### PROBLEM STATEMENT
All records must be quoted exactly. Omit the pictures.

### TASK INPUT
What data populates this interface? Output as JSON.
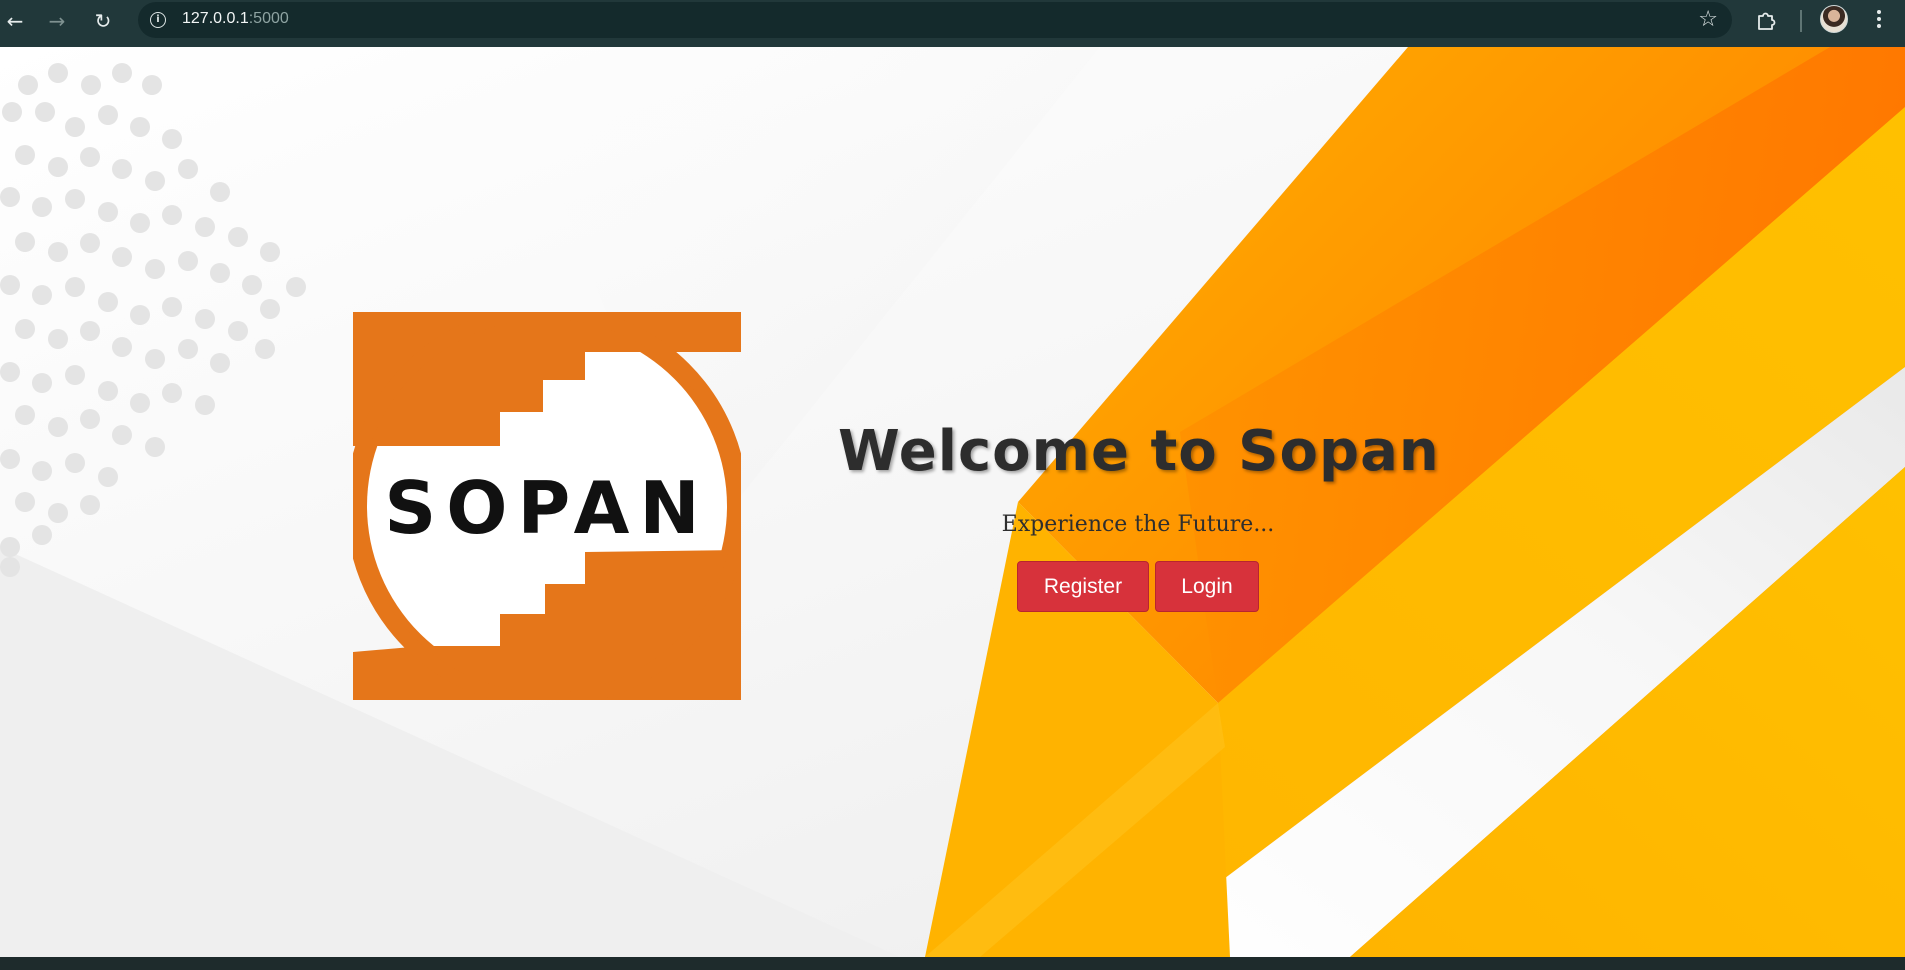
{
  "browser": {
    "url_host": "127.0.0.1",
    "url_port": ":5000",
    "icons": {
      "back": "arrow-left-icon",
      "forward": "arrow-right-icon",
      "reload": "reload-icon",
      "site_info": "info-icon",
      "bookmark": "star-icon",
      "extensions": "puzzle-icon",
      "profile": "avatar",
      "menu": "kebab-menu-icon"
    },
    "colors": {
      "toolbar": "#21383a",
      "omnibox": "#142a2c"
    }
  },
  "logo": {
    "text": "SOPAN",
    "ring_color": "#e5761a"
  },
  "hero": {
    "title": "Welcome to Sopan",
    "subtitle": "Experience the Future...",
    "buttons": {
      "register": "Register",
      "login": "Login"
    },
    "button_color": "#d7323b"
  },
  "theme": {
    "accent_orange": "#ff8a00",
    "accent_yellow": "#ffb800"
  }
}
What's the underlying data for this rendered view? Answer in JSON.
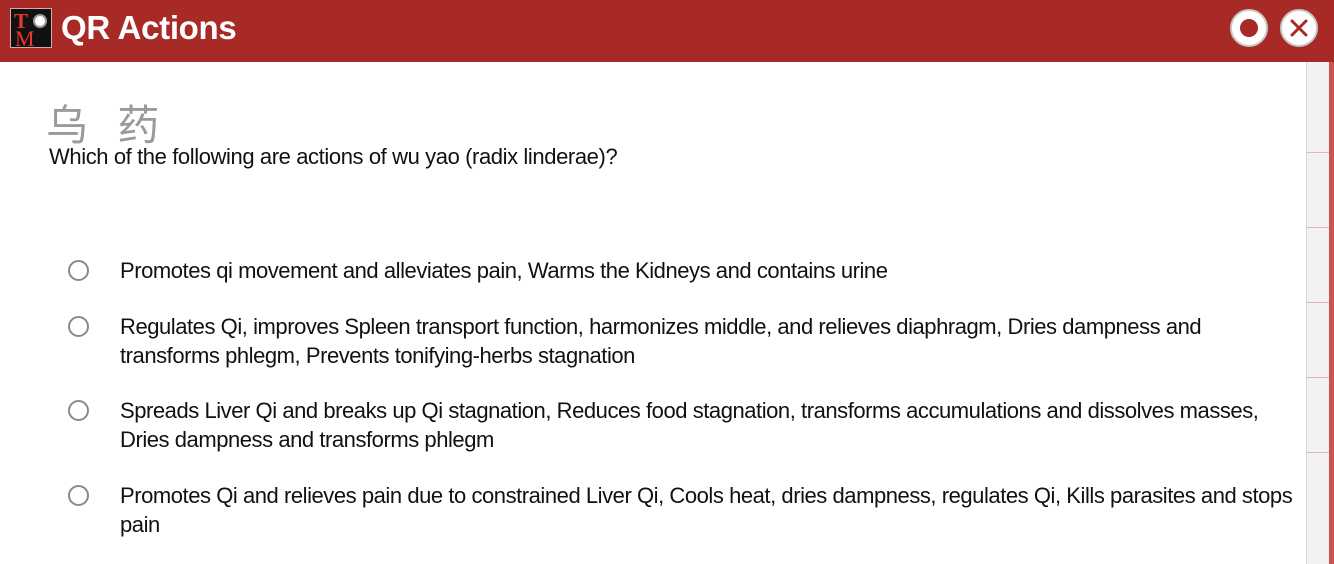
{
  "window": {
    "title": "QR Actions",
    "logo_icon": "tcm-tests-logo-icon",
    "record_icon": "record-icon",
    "close_icon": "close-icon"
  },
  "question": {
    "chinese_name": "乌 药",
    "text": "Which of the following are actions of wu yao (radix linderae)?"
  },
  "options": [
    {
      "label": "Promotes qi movement and alleviates pain, Warms the Kidneys and contains urine"
    },
    {
      "label": "Regulates Qi, improves Spleen transport function, harmonizes middle, and relieves diaphragm, Dries dampness and transforms phlegm, Prevents tonifying-herbs stagnation"
    },
    {
      "label": "Spreads Liver Qi and breaks up Qi stagnation, Reduces food stagnation, transforms accumulations and dissolves masses, Dries dampness and transforms phlegm"
    },
    {
      "label": "Promotes Qi and relieves pain due to constrained Liver Qi, Cools heat, dries dampness, regulates Qi, Kills parasites and stops pain"
    }
  ],
  "colors": {
    "titlebar": "#a82a26",
    "divider": "#a82a26",
    "radio_border": "#8a8a8a"
  }
}
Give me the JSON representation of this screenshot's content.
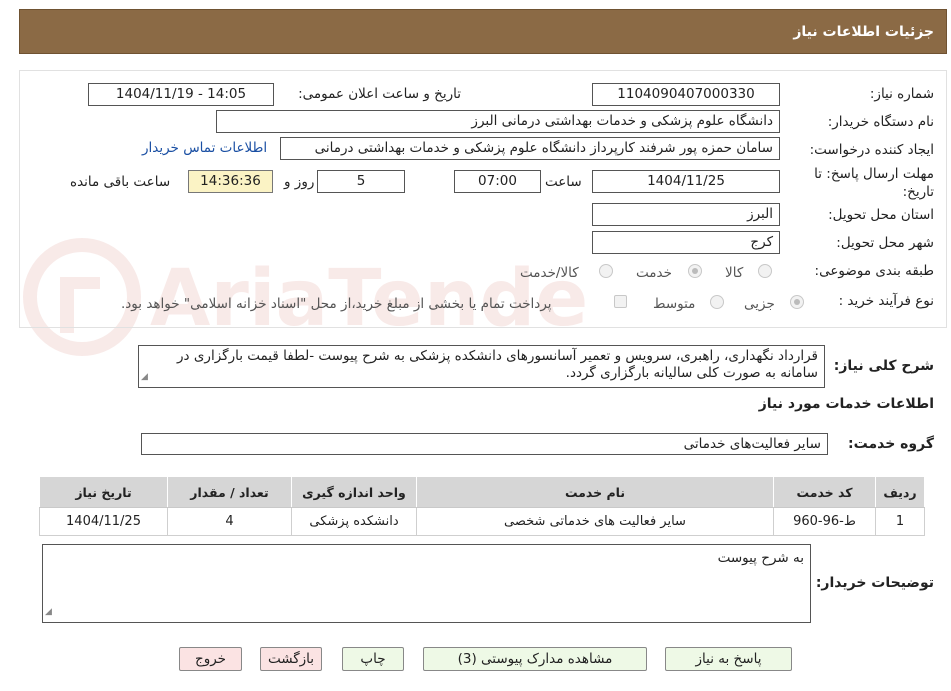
{
  "header": {
    "title": "جزئیات اطلاعات نیاز"
  },
  "form": {
    "need_number_label": "شماره نیاز:",
    "need_number": "1104090407000330",
    "announce_label": "تاریخ و ساعت اعلان عمومی:",
    "announce_value": "1404/11/19 - 14:05",
    "buyer_org_label": "نام دستگاه خریدار:",
    "buyer_org": "دانشگاه علوم پزشکی و خدمات بهداشتی  درمانی البرز",
    "requester_label": "ایجاد کننده درخواست:",
    "requester": "سامان حمزه پور شرفند کارپرداز دانشگاه علوم پزشکی و خدمات بهداشتی  درمانی",
    "contact_link": "اطلاعات تماس خریدار",
    "deadline_label_1": "مهلت ارسال پاسخ: تا",
    "deadline_label_2": "تاریخ:",
    "deadline_date": "1404/11/25",
    "time_label": "ساعت",
    "deadline_time": "07:00",
    "days_value": "5",
    "days_label": "روز و",
    "remaining_time": "14:36:36",
    "remaining_label": "ساعت باقی مانده",
    "province_label": "استان محل تحویل:",
    "province": "البرز",
    "city_label": "شهر محل تحویل:",
    "city": "کرج",
    "category_label": "طبقه بندی موضوعی:",
    "category_options": [
      "کالا",
      "خدمت",
      "کالا/خدمت"
    ],
    "process_label": "نوع فرآیند خرید :",
    "process_options": [
      "جزیی",
      "متوسط"
    ],
    "payment_note": "پرداخت تمام یا بخشی از مبلغ خرید،از محل \"اسناد خزانه اسلامی\" خواهد بود."
  },
  "description": {
    "label": "شرح کلی نیاز:",
    "text": "قرارداد نگهداری، راهبری، سرویس و تعمیر آسانسورهای دانشکده پزشکی به شرح پیوست -لطفا قیمت بارگزاری در سامانه به صورت کلی سالیانه بارگزاری گردد."
  },
  "services": {
    "title": "اطلاعات خدمات مورد نیاز",
    "group_label": "گروه خدمت:",
    "group_value": "سایر فعالیت‌های خدماتی",
    "columns": [
      "ردیف",
      "کد خدمت",
      "نام خدمت",
      "واحد اندازه گیری",
      "تعداد / مقدار",
      "تاریخ نیاز"
    ],
    "rows": [
      [
        "1",
        "ط-96-960",
        "سایر فعالیت های خدماتی شخصی",
        "دانشکده پزشکی",
        "4",
        "1404/11/25"
      ]
    ]
  },
  "buyer_notes": {
    "label": "توضیحات خریدار:",
    "text": "به شرح پیوست"
  },
  "buttons": {
    "reply": "پاسخ به نیاز",
    "attachments": "مشاهده مدارک پیوستی (3)",
    "print": "چاپ",
    "back": "بازگشت",
    "exit": "خروج"
  },
  "watermark": {
    "text": "AriaTender.neT"
  },
  "colors": {
    "header_bg": "#8b6a45",
    "remaining_bg": "#fbf3c5",
    "button_green": "#eef9e6",
    "button_red": "#fbe3e3",
    "table_header": "#d6d6d6",
    "link": "#1a4fa3"
  }
}
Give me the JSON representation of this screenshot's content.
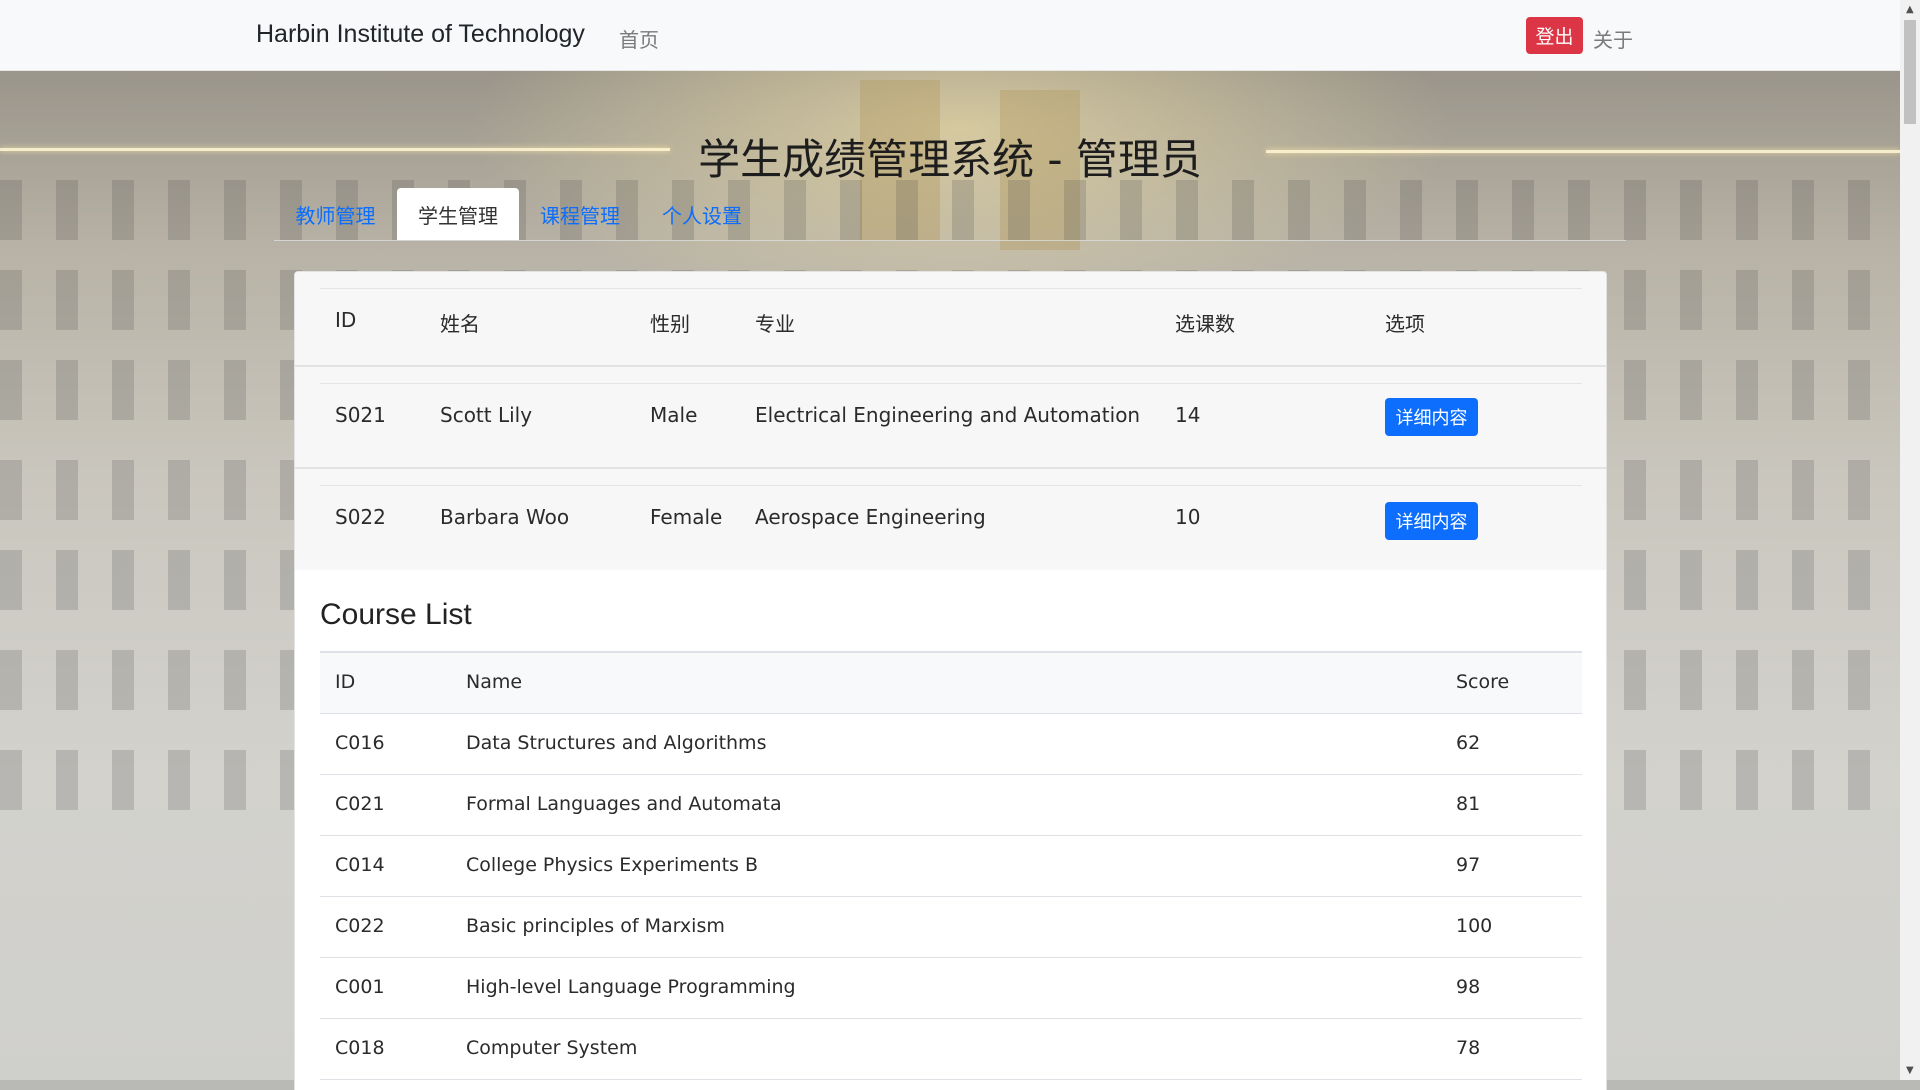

### RESPONSE TO THIS TASK
What data populates this interface? Output as JSON.
{
  "browser": {
    "url_host": "127.0.0.1",
    "url_port": ":5000",
    "icons": {
      "back": "arrow-left-icon",
      "forward": "arrow-right-icon",
      "reload": "reload-icon",
      "site_info": "info-icon",
      "bookmark": "star-icon",
      "extensions": "puzzle-icon",
      "profile": "avatar",
      "menu": "kebab-menu-icon"
    },
    "colors": {
      "toolbar": "#21383a",
      "omnibox": "#142a2c"
    }
  },
  "logo": {
    "text": "SOPAN",
    "ring_color": "#e5761a"
  },
  "hero": {
    "title": "Welcome to Sopan",
    "subtitle": "Experience the Future...",
    "buttons": {
      "register": "Register",
      "login": "Login"
    },
    "button_color": "#d7323b"
  },
  "theme": {
    "accent_orange": "#ff8a00",
    "accent_yellow": "#ffb800"
  }
}
What's the underlying data for this rendered view? Answer in JSON.
{
  "window": {
    "title": "QR Actions",
    "logo_icon": "tcm-tests-logo-icon",
    "record_icon": "record-icon",
    "close_icon": "close-icon"
  },
  "question": {
    "chinese_name": "乌 药",
    "text": "Which of the following are actions of wu yao (radix linderae)?"
  },
  "options": [
    {
      "label": "Promotes qi movement and alleviates pain, Warms the Kidneys and contains urine"
    },
    {
      "label": "Regulates Qi, improves Spleen transport function, harmonizes middle, and relieves diaphragm, Dries dampness and transforms phlegm, Prevents tonifying-herbs stagnation"
    },
    {
      "label": "Spreads Liver Qi and breaks up Qi stagnation, Reduces food stagnation, transforms accumulations and dissolves masses, Dries dampness and transforms phlegm"
    },
    {
      "label": "Promotes Qi and relieves pain due to constrained Liver Qi, Cools heat, dries dampness, regulates Qi, Kills parasites and stops pain"
    }
  ],
  "colors": {
    "titlebar": "#a82a26",
    "divider": "#a82a26",
    "radio_border": "#8a8a8a"
  }
}
Give me the JSON representation of this screenshot's content.
{
  "header": {
    "title": "جزئیات اطلاعات نیاز"
  },
  "form": {
    "need_number_label": "شماره نیاز:",
    "need_number": "1104090407000330",
    "announce_label": "تاریخ و ساعت اعلان عمومی:",
    "announce_value": "1404/11/19 - 14:05",
    "buyer_org_label": "نام دستگاه خریدار:",
    "buyer_org": "دانشگاه علوم پزشکی و خدمات بهداشتی  درمانی البرز",
    "requester_label": "ایجاد کننده درخواست:",
    "requester": "سامان حمزه پور شرفند کارپرداز دانشگاه علوم پزشکی و خدمات بهداشتی  درمانی",
    "contact_link": "اطلاعات تماس خریدار",
    "deadline_label_1": "مهلت ارسال پاسخ: تا",
    "deadline_label_2": "تاریخ:",
    "deadline_date": "1404/11/25",
    "time_label": "ساعت",
    "deadline_time": "07:00",
    "days_value": "5",
    "days_label": "روز و",
    "remaining_time": "14:36:36",
    "remaining_label": "ساعت باقی مانده",
    "province_label": "استان محل تحویل:",
    "province": "البرز",
    "city_label": "شهر محل تحویل:",
    "city": "کرج",
    "category_label": "طبقه بندی موضوعی:",
    "category_options": [
      "کالا",
      "خدمت",
      "کالا/خدمت"
    ],
    "process_label": "نوع فرآیند خرید :",
    "process_options": [
      "جزیی",
      "متوسط"
    ],
    "payment_note": "پرداخت تمام یا بخشی از مبلغ خرید،از محل \"اسناد خزانه اسلامی\" خواهد بود."
  },
  "description": {
    "label": "شرح کلی نیاز:",
    "text": "قرارداد نگهداری، راهبری، سرویس و تعمیر آسانسورهای دانشکده پزشکی به شرح پیوست -لطفا قیمت بارگزاری در سامانه به صورت کلی سالیانه بارگزاری گردد."
  },
  "services": {
    "title": "اطلاعات خدمات مورد نیاز",
    "group_label": "گروه خدمت:",
    "group_value": "سایر فعالیت‌های خدماتی",
    "columns": [
      "ردیف",
      "کد خدمت",
      "نام خدمت",
      "واحد اندازه گیری",
      "تعداد / مقدار",
      "تاریخ نیاز"
    ],
    "rows": [
      [
        "1",
        "ط-96-960",
        "سایر فعالیت های خدماتی شخصی",
        "دانشکده پزشکی",
        "4",
        "1404/11/25"
      ]
    ]
  },
  "buyer_notes": {
    "label": "توضیحات خریدار:",
    "text": "به شرح پیوست"
  },
  "buttons": {
    "reply": "پاسخ به نیاز",
    "attachments": "مشاهده مدارک پیوستی (3)",
    "print": "چاپ",
    "back": "بازگشت",
    "exit": "خروج"
  },
  "watermark": {
    "text": "AriaTender.neT"
  },
  "colors": {
    "header_bg": "#8b6a45",
    "remaining_bg": "#fbf3c5",
    "button_green": "#eef9e6",
    "button_red": "#fbe3e3",
    "table_header": "#d6d6d6",
    "link": "#1a4fa3"
  }
}
Give me the JSON representation of this screenshot's content.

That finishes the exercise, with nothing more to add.